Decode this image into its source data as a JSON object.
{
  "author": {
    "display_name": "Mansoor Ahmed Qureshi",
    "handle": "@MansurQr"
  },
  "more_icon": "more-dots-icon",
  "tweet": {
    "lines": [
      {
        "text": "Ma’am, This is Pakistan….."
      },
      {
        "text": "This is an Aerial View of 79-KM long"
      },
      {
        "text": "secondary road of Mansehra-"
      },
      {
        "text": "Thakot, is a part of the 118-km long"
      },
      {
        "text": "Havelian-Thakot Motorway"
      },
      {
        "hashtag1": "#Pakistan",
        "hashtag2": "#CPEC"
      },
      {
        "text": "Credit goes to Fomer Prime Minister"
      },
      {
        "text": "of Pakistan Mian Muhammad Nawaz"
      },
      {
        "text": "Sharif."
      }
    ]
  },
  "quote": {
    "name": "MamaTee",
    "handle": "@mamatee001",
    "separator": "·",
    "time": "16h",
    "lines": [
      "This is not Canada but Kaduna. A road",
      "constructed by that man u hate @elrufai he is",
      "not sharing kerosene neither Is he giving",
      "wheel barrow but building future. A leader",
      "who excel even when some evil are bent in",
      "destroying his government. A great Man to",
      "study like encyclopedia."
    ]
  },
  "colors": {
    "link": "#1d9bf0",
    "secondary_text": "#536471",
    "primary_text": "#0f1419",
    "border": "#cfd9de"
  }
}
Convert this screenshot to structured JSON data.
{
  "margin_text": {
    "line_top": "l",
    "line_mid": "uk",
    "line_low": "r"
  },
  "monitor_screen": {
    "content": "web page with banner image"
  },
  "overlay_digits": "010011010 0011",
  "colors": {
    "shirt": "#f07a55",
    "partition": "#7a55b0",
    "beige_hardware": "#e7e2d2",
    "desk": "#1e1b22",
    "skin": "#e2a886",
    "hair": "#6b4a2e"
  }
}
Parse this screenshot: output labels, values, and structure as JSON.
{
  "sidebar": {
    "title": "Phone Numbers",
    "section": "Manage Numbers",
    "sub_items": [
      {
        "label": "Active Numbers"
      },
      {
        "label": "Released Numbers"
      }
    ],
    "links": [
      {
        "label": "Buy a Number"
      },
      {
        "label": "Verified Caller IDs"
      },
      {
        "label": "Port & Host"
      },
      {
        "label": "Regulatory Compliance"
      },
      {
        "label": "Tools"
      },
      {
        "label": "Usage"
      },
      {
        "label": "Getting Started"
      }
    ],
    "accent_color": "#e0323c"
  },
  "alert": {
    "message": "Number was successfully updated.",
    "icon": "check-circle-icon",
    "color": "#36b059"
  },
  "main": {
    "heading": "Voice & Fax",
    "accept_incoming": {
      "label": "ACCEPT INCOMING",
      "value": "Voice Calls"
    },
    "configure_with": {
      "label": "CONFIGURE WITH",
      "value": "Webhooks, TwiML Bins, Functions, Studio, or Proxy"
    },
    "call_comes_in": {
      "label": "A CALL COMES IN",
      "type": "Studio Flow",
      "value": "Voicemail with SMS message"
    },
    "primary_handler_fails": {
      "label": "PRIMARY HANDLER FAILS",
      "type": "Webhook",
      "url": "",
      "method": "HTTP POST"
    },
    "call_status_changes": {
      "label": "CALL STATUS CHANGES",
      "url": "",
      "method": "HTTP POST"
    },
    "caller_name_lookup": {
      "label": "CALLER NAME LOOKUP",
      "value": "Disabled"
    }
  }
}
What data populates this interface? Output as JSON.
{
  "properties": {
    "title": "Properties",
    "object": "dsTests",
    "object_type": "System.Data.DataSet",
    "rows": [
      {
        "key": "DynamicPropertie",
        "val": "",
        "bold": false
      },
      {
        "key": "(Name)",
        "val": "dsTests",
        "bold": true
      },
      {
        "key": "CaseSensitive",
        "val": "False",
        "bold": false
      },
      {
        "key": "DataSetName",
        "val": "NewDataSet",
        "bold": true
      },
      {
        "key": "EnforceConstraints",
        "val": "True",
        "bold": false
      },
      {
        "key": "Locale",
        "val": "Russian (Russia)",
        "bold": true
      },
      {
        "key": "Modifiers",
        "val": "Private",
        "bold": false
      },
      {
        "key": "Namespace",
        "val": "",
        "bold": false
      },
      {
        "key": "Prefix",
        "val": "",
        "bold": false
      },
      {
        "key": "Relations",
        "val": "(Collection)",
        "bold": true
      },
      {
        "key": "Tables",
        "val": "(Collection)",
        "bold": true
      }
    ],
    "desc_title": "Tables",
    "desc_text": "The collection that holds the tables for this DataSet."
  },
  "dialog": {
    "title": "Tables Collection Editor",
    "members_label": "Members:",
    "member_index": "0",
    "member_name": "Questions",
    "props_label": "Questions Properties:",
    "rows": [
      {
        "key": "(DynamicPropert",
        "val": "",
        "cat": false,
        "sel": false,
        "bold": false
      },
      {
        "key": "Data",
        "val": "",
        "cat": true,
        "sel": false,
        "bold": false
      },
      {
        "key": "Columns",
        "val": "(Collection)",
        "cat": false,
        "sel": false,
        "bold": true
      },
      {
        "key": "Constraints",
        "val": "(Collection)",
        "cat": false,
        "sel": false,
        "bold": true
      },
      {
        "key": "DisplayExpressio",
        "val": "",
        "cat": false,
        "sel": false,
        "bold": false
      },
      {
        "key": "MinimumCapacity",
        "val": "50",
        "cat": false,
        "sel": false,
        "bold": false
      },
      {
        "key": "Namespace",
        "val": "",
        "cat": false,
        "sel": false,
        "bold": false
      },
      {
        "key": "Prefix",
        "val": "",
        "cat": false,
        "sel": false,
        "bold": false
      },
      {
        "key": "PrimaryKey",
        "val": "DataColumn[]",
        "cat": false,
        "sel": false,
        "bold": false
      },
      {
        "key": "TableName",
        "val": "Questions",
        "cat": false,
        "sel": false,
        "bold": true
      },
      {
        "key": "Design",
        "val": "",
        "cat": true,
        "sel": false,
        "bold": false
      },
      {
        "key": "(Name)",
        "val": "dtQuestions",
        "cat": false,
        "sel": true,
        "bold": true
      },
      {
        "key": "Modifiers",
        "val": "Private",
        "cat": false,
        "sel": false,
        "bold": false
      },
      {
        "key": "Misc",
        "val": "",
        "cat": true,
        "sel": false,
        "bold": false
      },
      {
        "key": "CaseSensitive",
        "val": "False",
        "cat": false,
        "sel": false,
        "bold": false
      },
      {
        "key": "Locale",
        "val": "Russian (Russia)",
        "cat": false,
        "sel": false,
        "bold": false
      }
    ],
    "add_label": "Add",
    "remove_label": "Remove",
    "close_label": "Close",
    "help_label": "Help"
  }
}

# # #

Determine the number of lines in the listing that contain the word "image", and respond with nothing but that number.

| Exercise response |
2